• **PROBLEM**:
Print all the records exactly as they stand.

• **TASK INPUTS**:
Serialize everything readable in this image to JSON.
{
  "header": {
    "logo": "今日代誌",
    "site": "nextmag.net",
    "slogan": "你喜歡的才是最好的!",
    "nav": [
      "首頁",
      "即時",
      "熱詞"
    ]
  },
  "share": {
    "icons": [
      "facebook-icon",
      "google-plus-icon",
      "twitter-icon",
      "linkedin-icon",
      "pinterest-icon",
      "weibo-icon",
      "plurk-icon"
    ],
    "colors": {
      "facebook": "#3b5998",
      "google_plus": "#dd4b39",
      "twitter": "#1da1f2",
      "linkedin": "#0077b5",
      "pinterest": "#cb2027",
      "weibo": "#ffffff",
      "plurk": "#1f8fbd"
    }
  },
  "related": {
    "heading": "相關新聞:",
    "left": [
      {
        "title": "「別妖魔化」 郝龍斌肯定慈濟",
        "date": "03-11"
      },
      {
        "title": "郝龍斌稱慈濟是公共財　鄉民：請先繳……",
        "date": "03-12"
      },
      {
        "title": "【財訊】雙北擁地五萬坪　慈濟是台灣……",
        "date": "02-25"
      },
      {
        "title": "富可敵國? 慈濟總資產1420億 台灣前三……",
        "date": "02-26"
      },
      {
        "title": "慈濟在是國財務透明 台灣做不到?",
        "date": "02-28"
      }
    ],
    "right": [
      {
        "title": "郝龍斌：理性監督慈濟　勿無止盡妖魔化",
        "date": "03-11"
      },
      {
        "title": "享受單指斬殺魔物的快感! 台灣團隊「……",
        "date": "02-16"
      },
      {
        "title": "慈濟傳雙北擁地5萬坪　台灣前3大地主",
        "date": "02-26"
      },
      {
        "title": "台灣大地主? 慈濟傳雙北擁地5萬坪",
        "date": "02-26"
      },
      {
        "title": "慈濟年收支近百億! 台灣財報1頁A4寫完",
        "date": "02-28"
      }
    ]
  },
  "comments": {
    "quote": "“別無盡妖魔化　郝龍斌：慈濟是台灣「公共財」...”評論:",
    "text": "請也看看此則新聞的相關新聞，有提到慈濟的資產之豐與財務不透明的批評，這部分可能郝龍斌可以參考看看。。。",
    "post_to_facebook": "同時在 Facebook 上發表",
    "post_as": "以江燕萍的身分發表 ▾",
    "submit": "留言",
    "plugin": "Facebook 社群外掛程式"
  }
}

• **RESPONSE**:
Serialize everything readable in this image to JSON.
{
  "header": {
    "logo": "今日代誌",
    "site": "nextmag.net",
    "slogan": "你喜歡的才是最好的!",
    "nav": [
      "首頁",
      "即時",
      "熱詞"
    ]
  },
  "share": {
    "icons": [
      "facebook-icon",
      "google-plus-icon",
      "twitter-icon",
      "linkedin-icon",
      "pinterest-icon",
      "weibo-icon",
      "plurk-icon"
    ],
    "colors": {
      "facebook": "#3b5998",
      "google_plus": "#dd4b39",
      "twitter": "#1da1f2",
      "linkedin": "#0077b5",
      "pinterest": "#cb2027",
      "weibo": "#ffffff",
      "plurk": "#1f8fbd"
    }
  },
  "related": {
    "heading": "相關新聞:",
    "left": [
      {
        "title": "「別妖魔化」 郝龍斌肯定慈濟",
        "date": "03-11"
      },
      {
        "title": "郝龍斌稱慈濟是公共財　鄉民：請先繳……",
        "date": "03-12"
      },
      {
        "title": "【財訊】雙北擁地五萬坪　慈濟是台灣……",
        "date": "02-25"
      },
      {
        "title": "富可敵國? 慈濟總資產1420億 台灣前三……",
        "date": "02-26"
      },
      {
        "title": "慈濟在是國財務透明 台灣做不到?",
        "date": "02-28"
      }
    ],
    "right": [
      {
        "title": "郝龍斌：理性監督慈濟　勿無止盡妖魔化",
        "date": "03-11"
      },
      {
        "title": "享受單指斬殺魔物的快感! 台灣團隊「……",
        "date": "02-16"
      },
      {
        "title": "慈濟傳雙北擁地5萬坪　台灣前3大地主",
        "date": "02-26"
      },
      {
        "title": "台灣大地主? 慈濟傳雙北擁地5萬坪",
        "date": "02-26"
      },
      {
        "title": "慈濟年收支近百億! 台灣財報1頁A4寫完",
        "date": "02-28"
      }
    ]
  },
  "comments": {
    "quote": "“別無盡妖魔化　郝龍斌：慈濟是台灣「公共財」...”評論:",
    "text": "請也看看此則新聞的相關新聞，有提到慈濟的資產之豐與財務不透明的批評，這部分可能郝龍斌可以參考看看。。。",
    "post_to_facebook": "同時在 Facebook 上發表",
    "post_as": "以江燕萍的身分發表 ▾",
    "submit": "留言",
    "plugin": "Facebook 社群外掛程式"
  }
}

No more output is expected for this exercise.